Honoring the Bard

GVL / Archive (2012)
Scenes from The Shakespeare Festivals childrens summer camp.

GVL / Archive (2012) Scenes from The Shakespeare Festival’s childrens summer camp.

Claire Fisher

Shakespeare isn’t always the easiest to understand, but members of the Grand Valley State University community are trying to show others how relevant and entertaining Shakespeare can be.

Through a children’s summer camp, a nostalgic 1960s theme, a traveling show and a student work competition, the Shakespeare Festival at GVSU will highlight the importance of the Bard.

Starting with the youngest generation, GVSU runs a day camp for children in first through sixth grade called Will Power to introduce them to Shakespeare and get them interested and comfortable with his work at a young age.

“The purpose of Will Power is to encourage campers’ creativity, to encourage them to explore working with other people, work on basic theater skills, and introduce them to how great Shakespeare is,” said Karen Libman, a theater professor who helps run Will Power. She said the camp helps children to understand Shakespeare at their own age level.

James Bell, the managing director of the Shakespeare Festival, has a daughter who has attended Will Power in the past and said he has seen how the program helped turn everyday playing into fun with Shakespeare.
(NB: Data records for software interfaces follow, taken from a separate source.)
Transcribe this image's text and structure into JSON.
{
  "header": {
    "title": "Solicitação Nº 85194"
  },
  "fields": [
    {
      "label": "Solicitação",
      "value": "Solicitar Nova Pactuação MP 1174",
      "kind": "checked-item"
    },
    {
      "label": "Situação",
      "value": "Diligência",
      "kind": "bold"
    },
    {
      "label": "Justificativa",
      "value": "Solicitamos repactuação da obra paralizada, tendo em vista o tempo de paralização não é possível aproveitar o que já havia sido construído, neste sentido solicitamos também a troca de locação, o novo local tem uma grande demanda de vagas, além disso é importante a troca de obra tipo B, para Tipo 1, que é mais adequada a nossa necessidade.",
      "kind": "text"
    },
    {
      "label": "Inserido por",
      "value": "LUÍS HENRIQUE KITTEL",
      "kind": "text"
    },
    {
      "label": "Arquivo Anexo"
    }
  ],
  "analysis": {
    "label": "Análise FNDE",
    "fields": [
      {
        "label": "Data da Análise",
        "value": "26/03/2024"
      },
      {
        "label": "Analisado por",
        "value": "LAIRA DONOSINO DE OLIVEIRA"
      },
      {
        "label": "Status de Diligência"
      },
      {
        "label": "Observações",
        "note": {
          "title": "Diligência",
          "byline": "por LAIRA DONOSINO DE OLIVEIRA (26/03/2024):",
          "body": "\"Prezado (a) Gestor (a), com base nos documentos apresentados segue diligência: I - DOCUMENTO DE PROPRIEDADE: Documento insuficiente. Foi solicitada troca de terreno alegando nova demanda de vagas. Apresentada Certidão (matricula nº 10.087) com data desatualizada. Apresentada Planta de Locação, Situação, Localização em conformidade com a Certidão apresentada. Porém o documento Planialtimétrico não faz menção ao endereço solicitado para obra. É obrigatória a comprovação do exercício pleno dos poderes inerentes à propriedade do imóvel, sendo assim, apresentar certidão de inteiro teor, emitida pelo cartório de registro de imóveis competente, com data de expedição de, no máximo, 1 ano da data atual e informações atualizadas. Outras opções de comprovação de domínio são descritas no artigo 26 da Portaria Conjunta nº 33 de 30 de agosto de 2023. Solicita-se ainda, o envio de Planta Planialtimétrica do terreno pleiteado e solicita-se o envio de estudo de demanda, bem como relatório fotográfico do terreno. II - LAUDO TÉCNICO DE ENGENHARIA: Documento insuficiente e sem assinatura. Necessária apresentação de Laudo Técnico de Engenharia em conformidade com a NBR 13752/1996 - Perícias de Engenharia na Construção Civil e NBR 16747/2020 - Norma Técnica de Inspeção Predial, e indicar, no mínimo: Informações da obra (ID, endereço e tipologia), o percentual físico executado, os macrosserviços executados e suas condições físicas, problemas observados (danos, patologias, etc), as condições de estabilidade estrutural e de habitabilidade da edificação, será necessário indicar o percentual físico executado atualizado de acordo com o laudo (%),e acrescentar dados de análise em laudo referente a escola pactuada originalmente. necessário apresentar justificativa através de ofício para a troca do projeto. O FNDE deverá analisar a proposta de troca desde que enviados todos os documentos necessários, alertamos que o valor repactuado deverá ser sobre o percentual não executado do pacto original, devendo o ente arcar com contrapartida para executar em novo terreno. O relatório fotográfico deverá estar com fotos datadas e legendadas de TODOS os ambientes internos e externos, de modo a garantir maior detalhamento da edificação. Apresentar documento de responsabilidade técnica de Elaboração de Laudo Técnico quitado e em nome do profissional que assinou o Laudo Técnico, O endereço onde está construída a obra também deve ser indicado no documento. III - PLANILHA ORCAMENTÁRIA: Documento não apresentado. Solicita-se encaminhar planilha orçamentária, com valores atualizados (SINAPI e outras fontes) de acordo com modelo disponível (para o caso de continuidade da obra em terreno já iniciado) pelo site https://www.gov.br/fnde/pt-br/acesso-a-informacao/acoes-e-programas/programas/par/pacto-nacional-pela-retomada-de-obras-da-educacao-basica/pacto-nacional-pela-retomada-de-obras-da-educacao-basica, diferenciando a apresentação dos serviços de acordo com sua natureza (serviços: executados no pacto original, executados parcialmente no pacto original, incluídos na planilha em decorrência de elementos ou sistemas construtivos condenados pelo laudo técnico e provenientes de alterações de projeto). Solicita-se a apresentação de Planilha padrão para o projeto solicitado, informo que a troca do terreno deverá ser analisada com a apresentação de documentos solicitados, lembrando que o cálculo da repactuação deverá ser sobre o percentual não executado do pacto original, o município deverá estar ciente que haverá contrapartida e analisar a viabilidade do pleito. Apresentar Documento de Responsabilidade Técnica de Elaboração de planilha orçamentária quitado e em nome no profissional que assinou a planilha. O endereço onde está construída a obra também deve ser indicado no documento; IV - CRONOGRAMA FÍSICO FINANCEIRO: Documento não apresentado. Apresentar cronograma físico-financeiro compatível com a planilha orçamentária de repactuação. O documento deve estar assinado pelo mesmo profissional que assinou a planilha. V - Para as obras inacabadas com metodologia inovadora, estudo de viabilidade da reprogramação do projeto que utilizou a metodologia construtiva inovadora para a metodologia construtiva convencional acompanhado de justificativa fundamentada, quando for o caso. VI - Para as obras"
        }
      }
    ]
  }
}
“Part of what Will Power does is show kids that plays are just this sort of imaginative role-playing that kids always do,” Bell said. “It builds on that sense of imagination, but tying it through with stories. Even if the campers don’t go on to do more theater, they don’t have a fear of Shakespeare the way that a lot of kids do.”

Libman said she feels that this imaginative role-playing is what makes Shakespeare interesting. As director of the main stage show this year, Libman will put Shakespeare’s work on the stage and show audiences what makes the story so entertaining.

“Shakespeare was never meant to just be studied,” Libman said. “Shakespeare was an actor. These plays are meant to be played, that’s why they’re called plays and not studies. They’re meant to be put on stage.”

However, GVSU doesn’t stop showcasing Shakespeare with young students – the theater program brings Shakespeare to college students as well.

“The bulk of our audience is our student population and they are the heart of why we do this festival,” Bell said. “This is a chance to come and see student work and professional work as it combines into a tradition that’s been going on for hundreds of years and we hope students will come and take advantage of the opportunity.”

This year, the show performed as the main stage event at the festival will be “All’s Well That Ends Well.” Libman plans to set the production in the 1960s to help represent the themes of love and the generation gap.

“The play fits well into this time period and I’m personally having a really fun time with my research of music and costume design,” Libman said. “It’s a comedy. I want it to be fun and entertaining. I want people to laugh until they wet their pants.”

Emilee Miller, a junior who will be playing one of the lead roles in the main stage production said she’s excited to see the 1960s setting peak audience interest and make the show relatable and humorous.

Last year, Miller was in the Bard to Go show and said this was a great way to get people excited about Shakespeare. Bard to Go is a shorter, smaller production which tours to area high schools, performing a collection of Shakespeare pieces that play on a common theme.

“At first, kids come and they aren’t all that excited,” Miller said. “But by the end, they’re really involved and they’re asking you thousands of questions. It’s really cool to get to see them get so excited.”

Libman said that Shakespeare is something students can relate to and hopes that the festival will show students how entertaining and relatable Shakespeare can be.

“The reason why Shakespeare continues to be one of the most produced English language playwrights in the entire world is because he is always relevant,” Libman said. “Themes of love and family and problem and death are always going to be relevant.”